AHP readers may be interested in a new piece in New Ideas in Psychology from Thomas Teo, ““Doing justice” in psychological methodology: From science and experiments to anecdotes.” Abstract:

Methodology is intrinsically related to “object” and its quality is based on the degree to which a method is doing justice to the object, demonstrating the entanglement of ontic, epistemic, and ethical considerations. The intent of “doing justice” is at the core of methodology and is the de facto guiding principle for conducting research and for producing knowledge. Objects in psychology can range from subjectivity to science and conflicts emerge because of giving primacy to particular objects. Using this perspective, various meanings of doing justice, critics’ challenges, deviations from doing justice to an object, ethical-political dimensions and the dialectics of doing justice in relation to objects are discussed.
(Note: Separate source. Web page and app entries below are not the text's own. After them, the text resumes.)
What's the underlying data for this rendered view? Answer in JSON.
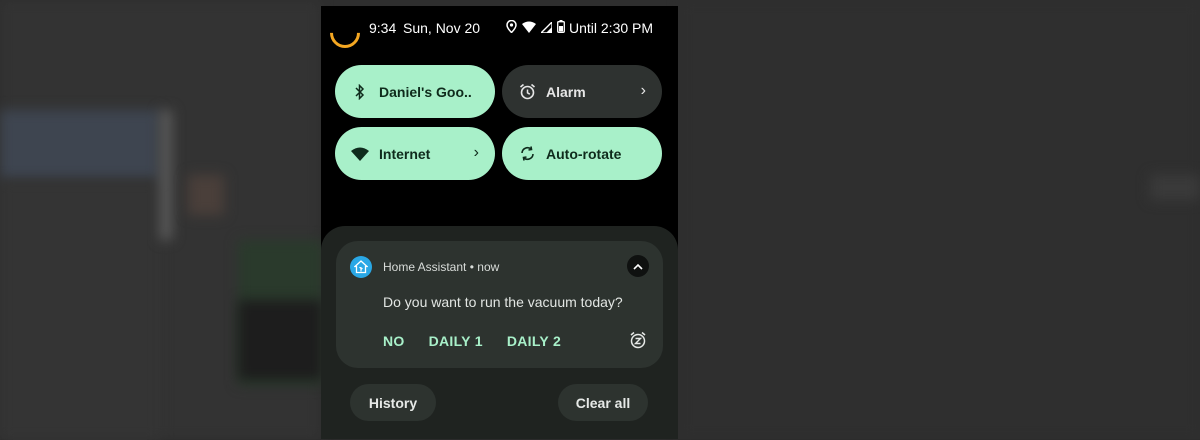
{
  "status_bar": {
    "time": "9:34",
    "date": "Sun, Nov 20",
    "battery_text": "Until 2:30 PM",
    "icons": [
      "location-icon",
      "wifi-icon",
      "signal-icon",
      "battery-icon"
    ],
    "loader_color": "#f4a722"
  },
  "quick_settings": [
    {
      "label": "Daniel's Goo..",
      "icon": "bluetooth-icon",
      "state": "on",
      "chevron": false
    },
    {
      "label": "Alarm",
      "icon": "alarm-icon",
      "state": "off",
      "chevron": true
    },
    {
      "label": "Internet",
      "icon": "wifi-icon",
      "state": "on",
      "chevron": true
    },
    {
      "label": "Auto-rotate",
      "icon": "auto-rotate-icon",
      "state": "on",
      "chevron": false
    }
  ],
  "notification": {
    "app_name": "Home Assistant",
    "separator": "•",
    "time": "now",
    "message": "Do you want to run the vacuum today?",
    "actions": [
      "NO",
      "DAILY 1",
      "DAILY 2"
    ],
    "app_icon_color": "#2aa8e6"
  },
  "buttons": {
    "history": "History",
    "clear_all": "Clear all"
  },
  "colors": {
    "tile_on": "#a8f0c9",
    "tile_off": "#2e3230",
    "accent_text": "#a8f0c9"
  }
}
If doing justice is at the core of methodology, then the issue becomes under what circumstances a particular method is doing justice in relation to a particular object. Contrasting the experiment with anecdotes, it is shown dialectically that the former has no privileged status in psychology, and that experiments that are not replicated only do justice as anecdotal evidence.

About Jacy Young
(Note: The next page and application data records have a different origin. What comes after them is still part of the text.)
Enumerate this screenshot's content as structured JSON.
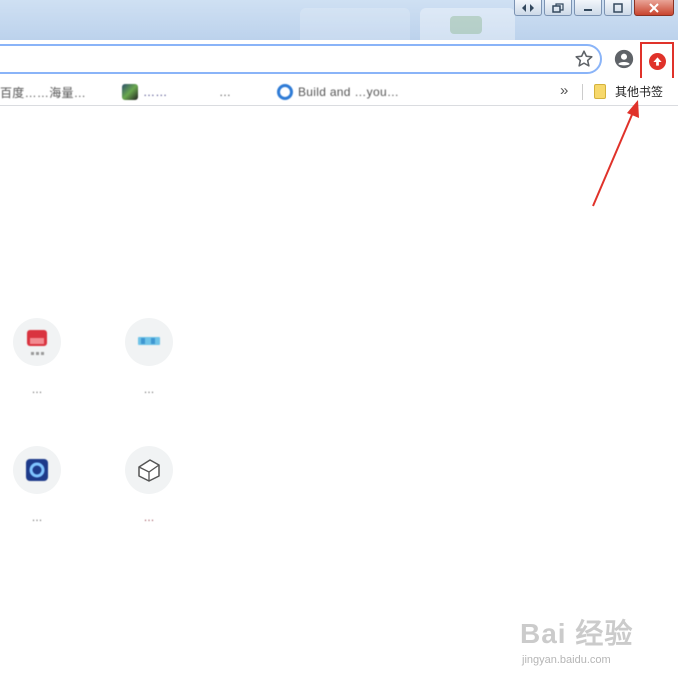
{
  "window": {
    "buttons": [
      "restore-down",
      "minimize",
      "maximize",
      "close"
    ]
  },
  "toolbar": {
    "bookmark_star_icon": "star-outline-icon",
    "profile_icon": "account-circle-icon",
    "extension_icon": "red-upload-icon"
  },
  "bookmarks": {
    "items": [
      {
        "label": "百度……海量…",
        "favicon": "blurred"
      },
      {
        "label": "……",
        "favicon": "blurred-dark"
      },
      {
        "label": "…",
        "favicon": "none"
      },
      {
        "label": "Build and …you…",
        "favicon": "blue-ring"
      }
    ],
    "overflow": "»",
    "other": "其他书签"
  },
  "shortcuts": [
    {
      "label": "…",
      "icon": "red-figure"
    },
    {
      "label": "…",
      "icon": "blue-text"
    },
    {
      "label": "…",
      "icon": "blue-square"
    },
    {
      "label": "…",
      "icon": "gray-box"
    }
  ],
  "annotation": {
    "color": "#e0322a"
  },
  "watermark": {
    "main": "Bai 经验",
    "sub": "jingyan.baidu.com"
  },
  "colors": {
    "accent": "#8ab4f8",
    "highlight": "#e0322a"
  }
}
Jacy Young is a professor at Quest University Canada. A critical feminist psychologist and historian of psychology, she is committed to critical pedagogy and public engagement with feminist psychology and the history of the discipline.